Just like UW the professors made some of the largest impacts. These include Dynkin for real analysis https://news.cornell.edu/stories/2014/11/mathematician-eugene-dynkin-dies-90, Terrence Fine on probability https://www.engineering.cornell.edu/faculty-directory/terrence-fine, and the father of information retrieval Gerard Salton https://en.wikipedia.org/wiki/Gerard_Salton for discrete math. Cornell didn't just send TA's to instruct undergraduates but instead offered access to world class researchers in their fields.
Moving from maths to engineering, Prof Torng https://news.cornell.edu/stories/1997/12/cornell-professor-honored-intel-corp-his-computer-chip-improvement taught the course on digital design. K-maps, Mealy-Moore machines, etc. Good stuff.

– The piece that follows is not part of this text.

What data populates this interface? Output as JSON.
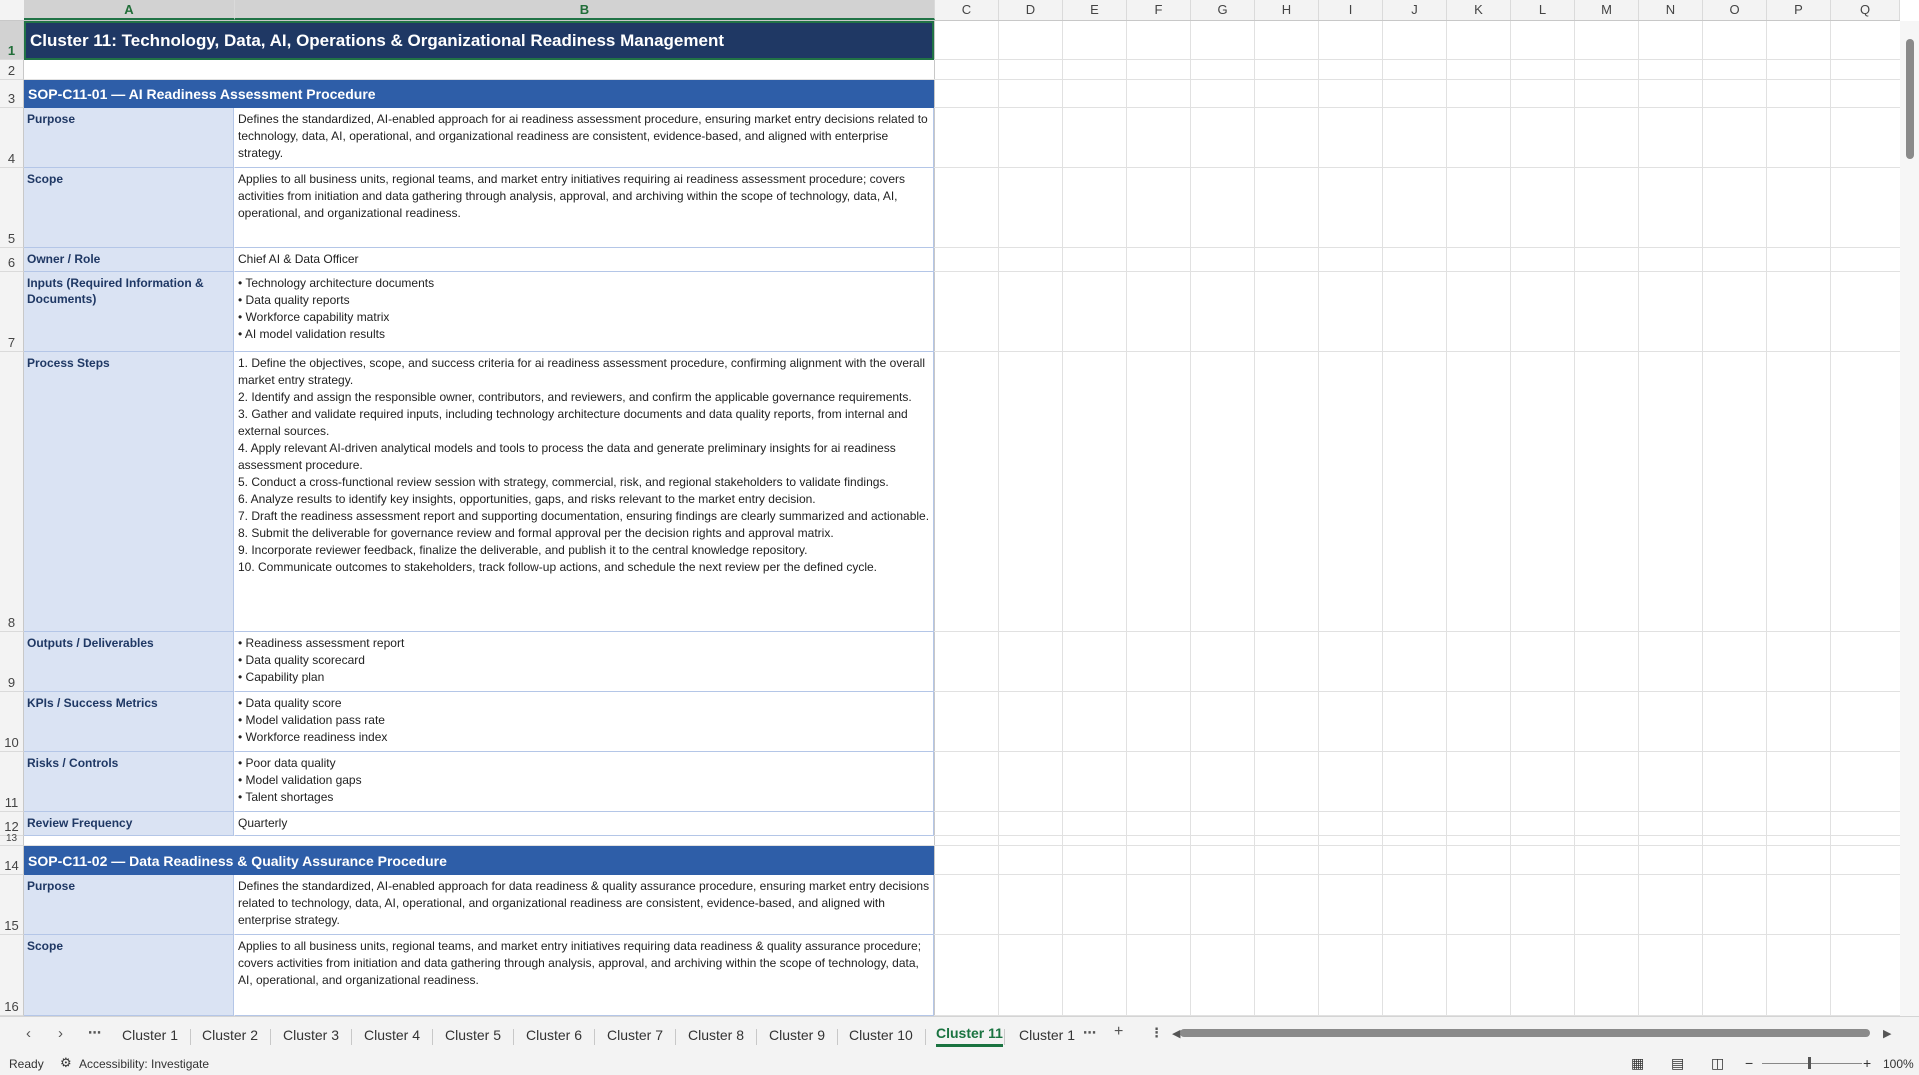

And closest to home there was Professor Gries https://www.cs.cornell.edu/home/gries/gries.html class on computability theory. This started with computational complexity, big-O notation, and other rudiments, leading into Hoare triples, such as pre-conditions, post-conditions, and invariants. I still remember walking down the hall of the computer science building and seeing a room filled wall-to-wall with silver-covered Springer-Verlag "Texts and monographs in computer science."
Beyond visiting speakers and professors I recall lots of lake-effect snows and winds during the winter, and beautiful changes of seasons and the rugged environment of Ithaca, New York. There was a common theme on T-shirts and car stickers of 'Ithaca is gorges' as a play on the terrain and 'gorgeous' scenery up upstate New York.
Since I was so far from home and living on a budget, I would only return back to Houston for events like Christmas or summer. I recall one thanksgiving holidays eating at gas station since I had forgotten to do grocery shopping ahead of time. Other times I would travel to visit my aunt in New Jersey by way of New York Port Authority. Port Authority was definitely a stark contrast from bucolic Ithaca, NY or suburban Houston. I recall one trek through Port Authority when there was a body in a wheel chair parked outside of the bathroom. A sheet covered the bulk of the person but the hands were protruding with what looked like the stiffness of rigor. The crowd in the bus terminal where walking around the body as if it were just another obstruction on the path of their daily routine. Another trick I learned going through Port Authority with my suitcase was to put my money in my shoe. I'd leave $5 in my wallet so that when someone invariably wanted to 'help me' find my connecting bus terminal and then requested a gratuity because "you know I could be doing much worse to make money", I could satisfy the request and not get rolled for all of my traveling money.
When I think of growing up in Houston, or the US Southwest, doing undergrad in Ithaca in the US Northeast, and now leaving in the US Pacific Northwest, I'm mostly covered the continental US. Heat in the SW, cold in the NE, and rain in the NW. I'm only missing living in the US Southeast, such as Florida. But after reading Thomas McGuane's 'Ninety-two in the Shade' https://www.goodreads.com/book/show/51598.Ninety_two_in_the_Shade in my youth, I wasn't so anxious to move to that area.